Stored data entries
Start of Block

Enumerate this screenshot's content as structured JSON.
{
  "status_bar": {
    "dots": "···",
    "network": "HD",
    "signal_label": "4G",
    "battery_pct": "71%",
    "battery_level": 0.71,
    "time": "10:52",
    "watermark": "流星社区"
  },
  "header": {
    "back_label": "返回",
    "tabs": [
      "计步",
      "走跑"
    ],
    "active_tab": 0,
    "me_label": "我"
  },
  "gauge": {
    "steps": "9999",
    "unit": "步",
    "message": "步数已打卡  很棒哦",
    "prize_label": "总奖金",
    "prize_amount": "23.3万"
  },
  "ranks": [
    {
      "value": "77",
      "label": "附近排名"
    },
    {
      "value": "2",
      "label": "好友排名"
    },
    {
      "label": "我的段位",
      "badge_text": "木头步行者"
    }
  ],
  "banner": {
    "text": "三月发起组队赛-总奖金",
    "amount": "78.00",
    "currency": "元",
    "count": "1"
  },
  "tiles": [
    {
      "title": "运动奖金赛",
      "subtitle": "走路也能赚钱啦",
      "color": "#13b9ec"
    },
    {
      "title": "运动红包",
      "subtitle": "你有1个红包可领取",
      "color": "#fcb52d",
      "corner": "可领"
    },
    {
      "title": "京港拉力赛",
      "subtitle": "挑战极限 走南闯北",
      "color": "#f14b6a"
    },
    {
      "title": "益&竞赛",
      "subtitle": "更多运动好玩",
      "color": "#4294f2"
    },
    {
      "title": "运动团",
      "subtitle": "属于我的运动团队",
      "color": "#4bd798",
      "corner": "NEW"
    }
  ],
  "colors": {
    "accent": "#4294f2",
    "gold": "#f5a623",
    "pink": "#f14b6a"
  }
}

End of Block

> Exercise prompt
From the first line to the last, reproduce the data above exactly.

> Answer below
Enumerate this screenshot's content as structured JSON.
{
  "status_bar": {
    "dots": "···",
    "network": "HD",
    "signal_label": "4G",
    "battery_pct": "71%",
    "battery_level": 0.71,
    "time": "10:52",
    "watermark": "流星社区"
  },
  "header": {
    "back_label": "返回",
    "tabs": [
      "计步",
      "走跑"
    ],
    "active_tab": 0,
    "me_label": "我"
  },
  "gauge": {
    "steps": "9999",
    "unit": "步",
    "message": "步数已打卡  很棒哦",
    "prize_label": "总奖金",
    "prize_amount": "23.3万"
  },
  "ranks": [
    {
      "value": "77",
      "label": "附近排名"
    },
    {
      "value": "2",
      "label": "好友排名"
    },
    {
      "label": "我的段位",
      "badge_text": "木头步行者"
    }
  ],
  "banner": {
    "text": "三月发起组队赛-总奖金",
    "amount": "78.00",
    "currency": "元",
    "count": "1"
  },
  "tiles": [
    {
      "title": "运动奖金赛",
      "subtitle": "走路也能赚钱啦",
      "color": "#13b9ec"
    },
    {
      "title": "运动红包",
      "subtitle": "你有1个红包可领取",
      "color": "#fcb52d",
      "corner": "可领"
    },
    {
      "title": "京港拉力赛",
      "subtitle": "挑战极限 走南闯北",
      "color": "#f14b6a"
    },
    {
      "title": "益&竞赛",
      "subtitle": "更多运动好玩",
      "color": "#4294f2"
    },
    {
      "title": "运动团",
      "subtitle": "属于我的运动团队",
      "color": "#4bd798",
      "corner": "NEW"
    }
  ],
  "colors": {
    "accent": "#4294f2",
    "gold": "#f5a623",
    "pink": "#f14b6a"
  }
}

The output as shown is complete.